Extracted records:
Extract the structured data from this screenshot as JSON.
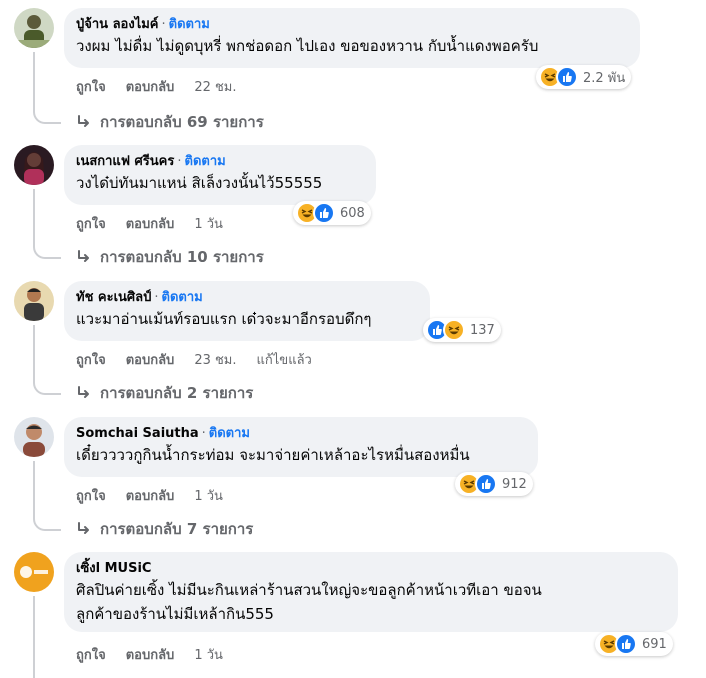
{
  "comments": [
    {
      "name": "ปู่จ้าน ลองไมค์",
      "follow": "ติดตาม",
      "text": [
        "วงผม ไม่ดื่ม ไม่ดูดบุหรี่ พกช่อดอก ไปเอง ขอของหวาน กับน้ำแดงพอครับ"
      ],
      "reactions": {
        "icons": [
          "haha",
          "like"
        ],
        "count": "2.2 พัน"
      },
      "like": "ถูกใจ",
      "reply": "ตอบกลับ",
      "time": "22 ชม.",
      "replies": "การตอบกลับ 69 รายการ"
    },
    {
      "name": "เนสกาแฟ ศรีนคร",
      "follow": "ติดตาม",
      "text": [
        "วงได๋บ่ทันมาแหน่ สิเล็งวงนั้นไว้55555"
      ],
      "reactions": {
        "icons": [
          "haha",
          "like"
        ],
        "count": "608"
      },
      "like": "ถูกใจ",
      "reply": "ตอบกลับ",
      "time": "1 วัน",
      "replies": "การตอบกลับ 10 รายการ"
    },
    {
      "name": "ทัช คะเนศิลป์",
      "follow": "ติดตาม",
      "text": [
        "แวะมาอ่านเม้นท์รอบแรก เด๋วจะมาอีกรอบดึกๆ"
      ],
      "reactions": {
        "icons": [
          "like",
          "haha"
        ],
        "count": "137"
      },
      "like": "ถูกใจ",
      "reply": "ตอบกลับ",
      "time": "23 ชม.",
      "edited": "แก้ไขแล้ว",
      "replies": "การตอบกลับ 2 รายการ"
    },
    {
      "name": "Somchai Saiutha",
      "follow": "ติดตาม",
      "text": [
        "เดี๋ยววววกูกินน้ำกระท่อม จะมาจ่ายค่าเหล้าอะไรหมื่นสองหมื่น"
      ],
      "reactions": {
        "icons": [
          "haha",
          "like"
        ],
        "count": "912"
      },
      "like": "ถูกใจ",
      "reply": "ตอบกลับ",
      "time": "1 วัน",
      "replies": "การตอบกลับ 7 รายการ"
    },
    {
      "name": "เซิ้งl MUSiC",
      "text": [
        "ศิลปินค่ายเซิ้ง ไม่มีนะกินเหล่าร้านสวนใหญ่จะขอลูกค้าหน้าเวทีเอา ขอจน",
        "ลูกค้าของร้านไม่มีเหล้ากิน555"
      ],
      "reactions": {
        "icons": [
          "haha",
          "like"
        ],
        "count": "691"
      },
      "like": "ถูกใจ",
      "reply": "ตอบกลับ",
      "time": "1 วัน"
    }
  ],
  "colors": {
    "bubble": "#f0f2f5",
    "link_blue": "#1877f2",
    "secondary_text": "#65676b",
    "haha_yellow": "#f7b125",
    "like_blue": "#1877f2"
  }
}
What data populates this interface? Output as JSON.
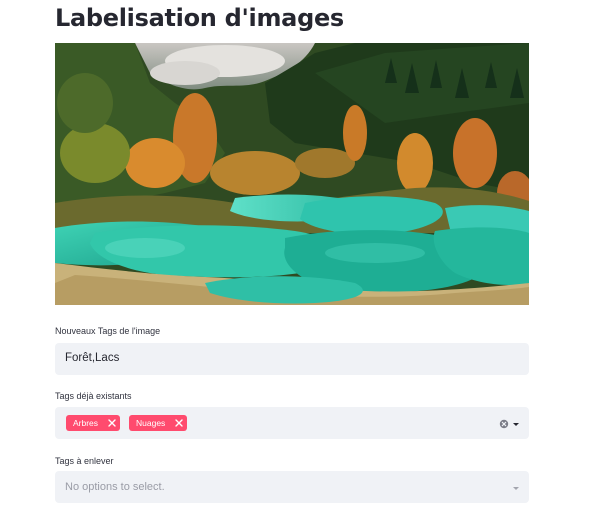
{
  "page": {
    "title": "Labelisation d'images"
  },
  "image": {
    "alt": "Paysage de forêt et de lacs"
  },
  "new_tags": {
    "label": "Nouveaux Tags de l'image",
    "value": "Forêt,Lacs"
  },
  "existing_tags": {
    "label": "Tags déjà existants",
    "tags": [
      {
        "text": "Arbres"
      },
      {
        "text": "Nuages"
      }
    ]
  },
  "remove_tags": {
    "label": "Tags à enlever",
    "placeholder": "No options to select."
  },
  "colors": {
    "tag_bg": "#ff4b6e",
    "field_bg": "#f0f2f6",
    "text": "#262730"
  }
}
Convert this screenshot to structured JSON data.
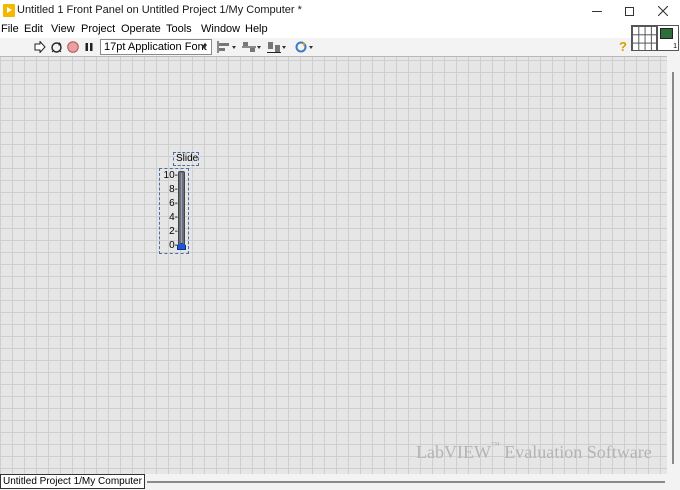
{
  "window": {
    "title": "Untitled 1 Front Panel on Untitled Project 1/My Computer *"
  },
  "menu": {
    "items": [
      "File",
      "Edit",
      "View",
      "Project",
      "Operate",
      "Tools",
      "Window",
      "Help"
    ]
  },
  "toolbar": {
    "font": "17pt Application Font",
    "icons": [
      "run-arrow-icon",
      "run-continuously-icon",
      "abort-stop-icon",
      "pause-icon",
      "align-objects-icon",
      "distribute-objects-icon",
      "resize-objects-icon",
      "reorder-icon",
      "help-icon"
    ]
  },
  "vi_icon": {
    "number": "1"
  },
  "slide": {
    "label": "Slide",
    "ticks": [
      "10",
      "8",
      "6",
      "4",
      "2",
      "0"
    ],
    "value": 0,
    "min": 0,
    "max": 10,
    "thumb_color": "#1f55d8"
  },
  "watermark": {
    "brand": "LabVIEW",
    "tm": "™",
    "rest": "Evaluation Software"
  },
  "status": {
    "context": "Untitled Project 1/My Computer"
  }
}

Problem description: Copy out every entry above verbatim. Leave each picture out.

Task solution:
Extract the structured data from this screenshot as JSON.
{
  "comments": [
    {
      "name": "ปู่จ้าน ลองไมค์",
      "follow": "ติดตาม",
      "text": [
        "วงผม ไม่ดื่ม ไม่ดูดบุหรี่ พกช่อดอก ไปเอง ขอของหวาน กับน้ำแดงพอครับ"
      ],
      "reactions": {
        "icons": [
          "haha",
          "like"
        ],
        "count": "2.2 พัน"
      },
      "like": "ถูกใจ",
      "reply": "ตอบกลับ",
      "time": "22 ชม.",
      "replies": "การตอบกลับ 69 รายการ"
    },
    {
      "name": "เนสกาแฟ ศรีนคร",
      "follow": "ติดตาม",
      "text": [
        "วงได๋บ่ทันมาแหน่ สิเล็งวงนั้นไว้55555"
      ],
      "reactions": {
        "icons": [
          "haha",
          "like"
        ],
        "count": "608"
      },
      "like": "ถูกใจ",
      "reply": "ตอบกลับ",
      "time": "1 วัน",
      "replies": "การตอบกลับ 10 รายการ"
    },
    {
      "name": "ทัช คะเนศิลป์",
      "follow": "ติดตาม",
      "text": [
        "แวะมาอ่านเม้นท์รอบแรก เด๋วจะมาอีกรอบดึกๆ"
      ],
      "reactions": {
        "icons": [
          "like",
          "haha"
        ],
        "count": "137"
      },
      "like": "ถูกใจ",
      "reply": "ตอบกลับ",
      "time": "23 ชม.",
      "edited": "แก้ไขแล้ว",
      "replies": "การตอบกลับ 2 รายการ"
    },
    {
      "name": "Somchai Saiutha",
      "follow": "ติดตาม",
      "text": [
        "เดี๋ยววววกูกินน้ำกระท่อม จะมาจ่ายค่าเหล้าอะไรหมื่นสองหมื่น"
      ],
      "reactions": {
        "icons": [
          "haha",
          "like"
        ],
        "count": "912"
      },
      "like": "ถูกใจ",
      "reply": "ตอบกลับ",
      "time": "1 วัน",
      "replies": "การตอบกลับ 7 รายการ"
    },
    {
      "name": "เซิ้งl MUSiC",
      "text": [
        "ศิลปินค่ายเซิ้ง ไม่มีนะกินเหล่าร้านสวนใหญ่จะขอลูกค้าหน้าเวทีเอา ขอจน",
        "ลูกค้าของร้านไม่มีเหล้ากิน555"
      ],
      "reactions": {
        "icons": [
          "haha",
          "like"
        ],
        "count": "691"
      },
      "like": "ถูกใจ",
      "reply": "ตอบกลับ",
      "time": "1 วัน"
    }
  ],
  "colors": {
    "bubble": "#f0f2f5",
    "link_blue": "#1877f2",
    "secondary_text": "#65676b",
    "haha_yellow": "#f7b125",
    "like_blue": "#1877f2"
  }
}
What data populates this interface? Output as JSON.
{
  "page": {
    "title": "Labelisation d'images"
  },
  "image": {
    "alt": "Paysage de forêt et de lacs"
  },
  "new_tags": {
    "label": "Nouveaux Tags de l'image",
    "value": "Forêt,Lacs"
  },
  "existing_tags": {
    "label": "Tags déjà existants",
    "tags": [
      {
        "text": "Arbres"
      },
      {
        "text": "Nuages"
      }
    ]
  },
  "remove_tags": {
    "label": "Tags à enlever",
    "placeholder": "No options to select."
  },
  "colors": {
    "tag_bg": "#ff4b6e",
    "field_bg": "#f0f2f6",
    "text": "#262730"
  }
}
Convert this screenshot to structured JSON data.
{
  "window": {
    "title": "Untitled 1 Front Panel on Untitled Project 1/My Computer *"
  },
  "menu": {
    "items": [
      "File",
      "Edit",
      "View",
      "Project",
      "Operate",
      "Tools",
      "Window",
      "Help"
    ]
  },
  "toolbar": {
    "font": "17pt Application Font",
    "icons": [
      "run-arrow-icon",
      "run-continuously-icon",
      "abort-stop-icon",
      "pause-icon",
      "align-objects-icon",
      "distribute-objects-icon",
      "resize-objects-icon",
      "reorder-icon",
      "help-icon"
    ]
  },
  "vi_icon": {
    "number": "1"
  },
  "slide": {
    "label": "Slide",
    "ticks": [
      "10",
      "8",
      "6",
      "4",
      "2",
      "0"
    ],
    "value": 0,
    "min": 0,
    "max": 10,
    "thumb_color": "#1f55d8"
  },
  "watermark": {
    "brand": "LabVIEW",
    "tm": "™",
    "rest": "Evaluation Software"
  },
  "status": {
    "context": "Untitled Project 1/My Computer"
  }
}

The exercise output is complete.